Washington’s U.S. Senators Patty Murray and Maria Cantwell Wednesday voted to convict President Donald Trump on two articles of impeachment, saying his solicitation of foreign interference in U.S. elections for personal political gain warrants his removal from office.

The stance by the two Democrats was perhaps as undramatic as the outcome of the impeachment trial itself, which had been preordained by Senate Majority Leader Mitch McConnell, R-Kentucky, to end with an acquittal.

But in interviews Wednesday morning with The Seattle Times, Murray and Cantwell said their votes will uphold a bedrock constitutional principle of protecting domestic elections from foreign influence.

“We need to fight this. … what has given the United States our leadership and authority is the fact that we have had free and fair elections,” Cantwell said.

Murray said endorsing or excusing Trump’s actions would send a dangerous message. “If we lower this bar and say foreign countries can interfere, we have set a precedent where we have to ask every president, who are you representing?” she said.

Both criticized the Senate trial, pointing to Republicans’ blocking relevant witnesses and documents related to Trump’s effort to get Ukraine to announce an investigation of a political rival, former Vice President Joe Biden.


Murray, the state’s senior senator, now serving her fifth term, contrasted the Trump impeachment with her 1999 vote to acquit President Bill Clinton on charges of lying under oath and obstruction of justice related to his affair with White House intern Monica Lewinsky.

During the Clinton impeachment, Murray acknowledged Clinton’s “reprehensible behavior” but said it didn’t merit his removal.

“If we are to remove a president for the first time in our nation’s history, none of us should have any doubts,” she said at the time. She also argued Clinton was redeemable and had been punished through the public spectacle of his trial.

“I will say for Bill Clinton, I had a personal conversation with him, and he knew he did wrong. He expressed that publicly as well,” Murray said Wednesday.

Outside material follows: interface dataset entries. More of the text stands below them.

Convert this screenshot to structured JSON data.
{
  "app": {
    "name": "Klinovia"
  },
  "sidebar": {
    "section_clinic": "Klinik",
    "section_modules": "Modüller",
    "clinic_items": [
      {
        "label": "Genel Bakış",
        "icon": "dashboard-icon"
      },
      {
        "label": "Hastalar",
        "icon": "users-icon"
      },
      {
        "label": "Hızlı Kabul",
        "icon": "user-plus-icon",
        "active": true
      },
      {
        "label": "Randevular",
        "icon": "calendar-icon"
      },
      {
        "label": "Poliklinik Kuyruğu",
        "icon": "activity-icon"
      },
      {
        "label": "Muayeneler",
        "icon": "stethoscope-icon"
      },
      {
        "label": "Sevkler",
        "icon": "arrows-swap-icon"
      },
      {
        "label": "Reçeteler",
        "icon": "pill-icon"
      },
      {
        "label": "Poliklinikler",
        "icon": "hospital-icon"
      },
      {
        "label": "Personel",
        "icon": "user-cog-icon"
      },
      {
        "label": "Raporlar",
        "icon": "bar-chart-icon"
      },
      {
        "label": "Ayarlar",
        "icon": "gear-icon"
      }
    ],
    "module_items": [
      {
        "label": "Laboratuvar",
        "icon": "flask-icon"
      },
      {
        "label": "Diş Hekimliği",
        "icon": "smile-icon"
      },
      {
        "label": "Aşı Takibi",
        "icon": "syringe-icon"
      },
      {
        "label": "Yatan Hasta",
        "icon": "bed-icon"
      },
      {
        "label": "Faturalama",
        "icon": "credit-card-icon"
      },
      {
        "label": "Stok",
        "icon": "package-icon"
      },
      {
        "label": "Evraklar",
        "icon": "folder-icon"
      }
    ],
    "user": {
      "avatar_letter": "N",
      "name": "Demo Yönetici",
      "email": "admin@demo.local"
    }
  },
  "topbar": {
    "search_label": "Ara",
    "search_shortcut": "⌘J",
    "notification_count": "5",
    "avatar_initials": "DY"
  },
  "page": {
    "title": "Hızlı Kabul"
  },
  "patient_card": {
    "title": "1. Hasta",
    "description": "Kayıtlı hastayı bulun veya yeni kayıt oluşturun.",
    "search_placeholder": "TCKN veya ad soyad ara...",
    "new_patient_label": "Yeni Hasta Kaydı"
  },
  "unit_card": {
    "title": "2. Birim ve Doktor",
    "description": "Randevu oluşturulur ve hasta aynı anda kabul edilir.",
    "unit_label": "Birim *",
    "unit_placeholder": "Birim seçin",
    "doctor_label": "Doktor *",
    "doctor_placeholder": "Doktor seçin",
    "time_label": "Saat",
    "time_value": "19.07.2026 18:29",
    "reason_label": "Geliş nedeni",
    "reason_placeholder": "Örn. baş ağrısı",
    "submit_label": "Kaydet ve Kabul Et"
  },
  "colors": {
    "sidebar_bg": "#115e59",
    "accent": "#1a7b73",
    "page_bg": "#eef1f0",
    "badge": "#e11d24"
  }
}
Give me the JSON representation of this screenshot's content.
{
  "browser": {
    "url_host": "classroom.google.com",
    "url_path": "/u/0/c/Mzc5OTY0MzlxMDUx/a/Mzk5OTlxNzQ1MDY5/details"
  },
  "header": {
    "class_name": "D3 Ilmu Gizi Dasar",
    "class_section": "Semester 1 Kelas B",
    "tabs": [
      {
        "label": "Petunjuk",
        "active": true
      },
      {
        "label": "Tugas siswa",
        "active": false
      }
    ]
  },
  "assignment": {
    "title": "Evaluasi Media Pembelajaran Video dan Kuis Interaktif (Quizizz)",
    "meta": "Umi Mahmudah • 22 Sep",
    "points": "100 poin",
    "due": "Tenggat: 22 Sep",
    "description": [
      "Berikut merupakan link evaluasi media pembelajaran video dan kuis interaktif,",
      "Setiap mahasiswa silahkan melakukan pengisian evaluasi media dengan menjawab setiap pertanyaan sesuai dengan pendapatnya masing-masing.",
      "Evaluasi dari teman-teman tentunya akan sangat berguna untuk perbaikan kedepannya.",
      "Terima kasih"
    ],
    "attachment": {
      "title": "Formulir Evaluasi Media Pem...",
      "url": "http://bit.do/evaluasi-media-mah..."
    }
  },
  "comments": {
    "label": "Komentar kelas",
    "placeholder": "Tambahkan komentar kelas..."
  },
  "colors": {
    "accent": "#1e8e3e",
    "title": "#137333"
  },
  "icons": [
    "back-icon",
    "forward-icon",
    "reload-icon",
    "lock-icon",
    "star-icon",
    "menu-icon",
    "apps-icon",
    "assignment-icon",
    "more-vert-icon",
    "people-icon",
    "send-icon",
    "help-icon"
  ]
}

Trump has made no such admissions, referring repeatedly to his “perfect” phone call with Ukraine’s president. “This president has not only said he didn’t do wrong, but he’s made it very clear he will do it in the future. And that to me is extremely offensive,” Murray said.

During the Clinton impeachment trial, Murray said, the Senate ensured that at least the proceeding was seen as legitimate on a bipartisan basis.


“We were able to walk out of the Clinton trial, however we voted, and felt it was fair. The evidence was all brought before us, and it was based on our judgments on that. The difference this time is no one is going to walk out of this and say it was fair. No one is going to walk out of it and say evidence was presented. In fact, evidence was denied,” she said.

Murray also said Clinton’s offense centered on “lying about an affair,” while the allegations against Trump involve a more serious abuse of his office.

Some Senate Republicans have acknowledged that evidence in the impeachment inquiry showed Trump improperly pressured Ukrainian leaders to announce an investigation of Biden. But they said the misdeeds did not rise to the level of kicking Trump out of office ahead of the 2020 election.

Cantwell, serving her fourth term, said she heard from constituents demanding she take action to protect American institutions and elections.

“You didn’t hear about political convenience one way or another. Their point was you are supposed to hold people accountable for wrong actions — and what are you doing about this situation,” she said.

By declining to call new witnesses or hear all potential evidence, Cantwell said, Republicans could be setting themselves up for surprises as more information emerges on the Ukraine scandal.


Utah’s Sen. Mitt Romney was the lone Republican who voted to convict Trump on either charge. He voted in favor of a conviction on Article 1, abuse of power.

“I don’t think these guys were ever — I don’t know if it’s the power they see in Trump’s potential retribution, but [Republican senators] didn’t seem to gravitate toward here’s more ways we can get that information,” Cantwell said.

On Wednesday, House Judiciary Chair Jerry Nadler, D-New York, said it was “likely” that House Democrats will subpoena John Bolton, Trump’s former national security adviser, who has written a book saying the president told him to continue a freeze on military aid to the Ukraine until officials there helped with investigations into Biden.

Cantwell said evidence has shown Trump’s efforts to push Ukraine into a Biden probe involved more than the now-famous phone call between Trump and Ukraine President Volodymyr Zelensky. “To me it was a scheme involving many people over a long period of time,” she said.

The impeachment positions of Cantwell and Murray mirror the straight partisan divide in the state’s 10-member House delegation during the December vote to impeach Trump. All seven of Washington’s House Democrats voted in favor of the two articles of impeachment, while the three Republicans voted no.

Both Murray and Cantwell gave speeches on the Senate floor earlier this week announcing their intended votes.

As the impeachment proceeding ends, Trump’s approval rating in the Gallup Poll reached 49%, his highest mark yet in the poll, leaving some Democrats fretting that the trial backfired.

Murray said she has no idea what the political consequences will be, “but I know personally that I am on the record, as a U.S. senator representing millions of people in my home state, that it is not OK for a president to ask a foreign country to interfere in our election.”